* _What you have to do_: Line by line, please look for the word "field" in the following records, then copy each line you find it in.

Items from an interface collection
-- Opening Marker --

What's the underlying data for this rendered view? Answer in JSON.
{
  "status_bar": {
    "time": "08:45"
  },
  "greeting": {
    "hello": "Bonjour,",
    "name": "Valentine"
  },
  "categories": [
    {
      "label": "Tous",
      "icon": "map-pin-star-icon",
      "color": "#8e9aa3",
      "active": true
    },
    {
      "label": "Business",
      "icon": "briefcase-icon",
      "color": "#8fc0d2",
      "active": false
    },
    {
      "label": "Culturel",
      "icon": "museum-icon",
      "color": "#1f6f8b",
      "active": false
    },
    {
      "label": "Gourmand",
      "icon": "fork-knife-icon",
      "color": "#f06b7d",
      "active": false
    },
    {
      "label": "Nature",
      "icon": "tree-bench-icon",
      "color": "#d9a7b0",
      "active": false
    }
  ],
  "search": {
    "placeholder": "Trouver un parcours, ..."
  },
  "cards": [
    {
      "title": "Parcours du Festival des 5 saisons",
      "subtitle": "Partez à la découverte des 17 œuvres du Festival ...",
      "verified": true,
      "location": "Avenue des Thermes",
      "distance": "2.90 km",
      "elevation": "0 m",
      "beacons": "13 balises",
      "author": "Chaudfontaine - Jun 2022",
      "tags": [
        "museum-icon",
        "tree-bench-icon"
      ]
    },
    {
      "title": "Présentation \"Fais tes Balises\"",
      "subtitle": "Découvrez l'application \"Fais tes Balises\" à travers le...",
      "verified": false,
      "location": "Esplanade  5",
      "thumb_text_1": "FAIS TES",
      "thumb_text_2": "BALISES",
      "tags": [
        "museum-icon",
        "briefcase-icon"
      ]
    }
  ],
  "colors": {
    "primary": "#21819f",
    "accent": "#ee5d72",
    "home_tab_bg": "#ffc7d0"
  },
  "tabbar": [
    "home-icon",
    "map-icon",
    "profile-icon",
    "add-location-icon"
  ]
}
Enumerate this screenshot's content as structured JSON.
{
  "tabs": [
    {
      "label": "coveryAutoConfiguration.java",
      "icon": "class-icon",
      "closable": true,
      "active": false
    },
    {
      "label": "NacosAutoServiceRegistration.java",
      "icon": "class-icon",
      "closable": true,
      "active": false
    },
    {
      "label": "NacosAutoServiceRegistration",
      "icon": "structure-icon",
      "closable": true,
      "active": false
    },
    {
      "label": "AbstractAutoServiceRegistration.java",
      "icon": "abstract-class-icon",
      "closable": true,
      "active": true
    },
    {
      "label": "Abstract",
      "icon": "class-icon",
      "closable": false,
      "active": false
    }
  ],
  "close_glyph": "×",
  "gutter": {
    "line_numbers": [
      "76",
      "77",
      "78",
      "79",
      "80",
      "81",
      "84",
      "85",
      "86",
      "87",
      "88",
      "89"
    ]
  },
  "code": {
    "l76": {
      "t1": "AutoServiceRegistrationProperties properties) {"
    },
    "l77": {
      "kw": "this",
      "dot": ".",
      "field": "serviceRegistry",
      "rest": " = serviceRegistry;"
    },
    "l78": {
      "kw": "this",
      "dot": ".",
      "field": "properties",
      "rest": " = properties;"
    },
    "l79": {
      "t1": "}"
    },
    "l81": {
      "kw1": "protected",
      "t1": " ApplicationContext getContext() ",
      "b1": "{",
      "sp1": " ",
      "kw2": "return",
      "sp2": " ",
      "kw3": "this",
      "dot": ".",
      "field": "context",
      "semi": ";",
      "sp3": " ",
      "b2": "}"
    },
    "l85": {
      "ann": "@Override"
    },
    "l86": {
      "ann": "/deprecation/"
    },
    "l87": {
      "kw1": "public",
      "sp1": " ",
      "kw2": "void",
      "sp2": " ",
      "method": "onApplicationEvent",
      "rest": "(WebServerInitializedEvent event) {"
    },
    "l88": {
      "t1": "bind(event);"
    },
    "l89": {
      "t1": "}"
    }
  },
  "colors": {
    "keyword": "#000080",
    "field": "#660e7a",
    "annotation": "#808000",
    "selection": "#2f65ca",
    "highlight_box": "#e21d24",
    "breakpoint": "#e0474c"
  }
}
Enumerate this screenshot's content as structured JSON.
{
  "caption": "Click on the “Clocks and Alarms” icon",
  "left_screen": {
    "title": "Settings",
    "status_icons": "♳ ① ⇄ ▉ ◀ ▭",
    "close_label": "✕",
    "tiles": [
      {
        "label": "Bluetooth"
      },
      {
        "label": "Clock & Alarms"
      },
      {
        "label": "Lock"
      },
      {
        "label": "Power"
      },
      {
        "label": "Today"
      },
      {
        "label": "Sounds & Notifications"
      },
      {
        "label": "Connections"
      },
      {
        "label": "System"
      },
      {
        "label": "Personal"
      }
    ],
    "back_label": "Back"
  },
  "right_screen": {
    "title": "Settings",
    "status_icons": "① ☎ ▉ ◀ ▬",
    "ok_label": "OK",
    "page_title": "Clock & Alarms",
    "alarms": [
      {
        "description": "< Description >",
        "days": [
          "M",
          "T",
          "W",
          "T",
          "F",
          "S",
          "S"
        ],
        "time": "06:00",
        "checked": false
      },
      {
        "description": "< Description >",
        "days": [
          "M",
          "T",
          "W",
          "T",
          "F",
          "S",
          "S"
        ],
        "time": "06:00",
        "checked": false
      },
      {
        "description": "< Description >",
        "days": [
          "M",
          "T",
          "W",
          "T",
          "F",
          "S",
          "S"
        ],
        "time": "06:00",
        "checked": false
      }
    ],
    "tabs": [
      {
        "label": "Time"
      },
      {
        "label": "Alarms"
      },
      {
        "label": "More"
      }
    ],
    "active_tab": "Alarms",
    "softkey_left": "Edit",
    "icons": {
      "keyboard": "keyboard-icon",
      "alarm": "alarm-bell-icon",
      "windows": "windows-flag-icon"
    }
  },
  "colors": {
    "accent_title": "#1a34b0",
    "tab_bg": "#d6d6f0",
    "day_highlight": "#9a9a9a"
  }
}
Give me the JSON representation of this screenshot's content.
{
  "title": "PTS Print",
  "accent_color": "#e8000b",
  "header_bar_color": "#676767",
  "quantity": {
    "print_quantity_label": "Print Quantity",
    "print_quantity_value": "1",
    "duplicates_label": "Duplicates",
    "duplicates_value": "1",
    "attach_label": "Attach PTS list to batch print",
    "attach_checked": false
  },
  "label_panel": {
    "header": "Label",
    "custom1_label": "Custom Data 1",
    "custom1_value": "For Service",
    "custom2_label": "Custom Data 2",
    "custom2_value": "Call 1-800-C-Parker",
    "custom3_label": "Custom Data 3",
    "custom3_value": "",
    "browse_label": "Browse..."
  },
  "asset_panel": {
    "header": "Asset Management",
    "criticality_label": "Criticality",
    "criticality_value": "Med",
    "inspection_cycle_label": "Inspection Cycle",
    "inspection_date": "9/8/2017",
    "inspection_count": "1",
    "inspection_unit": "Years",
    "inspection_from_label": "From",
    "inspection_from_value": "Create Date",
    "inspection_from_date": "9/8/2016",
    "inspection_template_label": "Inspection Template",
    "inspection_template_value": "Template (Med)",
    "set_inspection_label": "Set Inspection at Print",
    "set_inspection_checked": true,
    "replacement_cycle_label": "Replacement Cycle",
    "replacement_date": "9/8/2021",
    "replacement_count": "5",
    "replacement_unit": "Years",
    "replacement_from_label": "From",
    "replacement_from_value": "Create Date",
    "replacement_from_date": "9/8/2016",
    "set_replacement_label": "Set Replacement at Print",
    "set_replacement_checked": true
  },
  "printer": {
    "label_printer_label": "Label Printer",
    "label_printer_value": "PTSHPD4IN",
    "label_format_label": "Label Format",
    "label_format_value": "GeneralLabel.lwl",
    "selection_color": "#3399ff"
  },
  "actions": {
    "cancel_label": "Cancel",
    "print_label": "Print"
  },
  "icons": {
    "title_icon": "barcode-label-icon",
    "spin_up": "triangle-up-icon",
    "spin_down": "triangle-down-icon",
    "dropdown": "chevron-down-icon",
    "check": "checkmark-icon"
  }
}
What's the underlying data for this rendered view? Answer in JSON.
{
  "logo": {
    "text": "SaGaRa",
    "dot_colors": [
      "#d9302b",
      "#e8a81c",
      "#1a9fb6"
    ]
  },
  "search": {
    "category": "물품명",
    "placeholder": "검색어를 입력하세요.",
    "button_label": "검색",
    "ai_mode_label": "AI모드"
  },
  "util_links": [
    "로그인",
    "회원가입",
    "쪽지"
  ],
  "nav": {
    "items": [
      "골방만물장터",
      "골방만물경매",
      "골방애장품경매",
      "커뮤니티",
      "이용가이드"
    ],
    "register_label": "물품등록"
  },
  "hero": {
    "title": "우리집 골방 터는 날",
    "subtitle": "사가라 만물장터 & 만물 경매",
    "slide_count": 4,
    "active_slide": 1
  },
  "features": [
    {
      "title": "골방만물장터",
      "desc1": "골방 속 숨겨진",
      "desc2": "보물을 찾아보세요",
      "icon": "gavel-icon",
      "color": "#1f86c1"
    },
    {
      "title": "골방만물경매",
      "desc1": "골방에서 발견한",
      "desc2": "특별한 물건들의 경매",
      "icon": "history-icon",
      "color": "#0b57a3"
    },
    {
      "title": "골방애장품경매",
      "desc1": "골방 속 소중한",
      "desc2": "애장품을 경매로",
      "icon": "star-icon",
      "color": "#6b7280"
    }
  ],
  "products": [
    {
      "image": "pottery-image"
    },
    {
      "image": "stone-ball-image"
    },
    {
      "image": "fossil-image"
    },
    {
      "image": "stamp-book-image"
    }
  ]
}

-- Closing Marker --

* _Answer_:
      "field": "serviceRegistry",
      "field": "properties",
      "field": "context",
    "field": "#660e7a",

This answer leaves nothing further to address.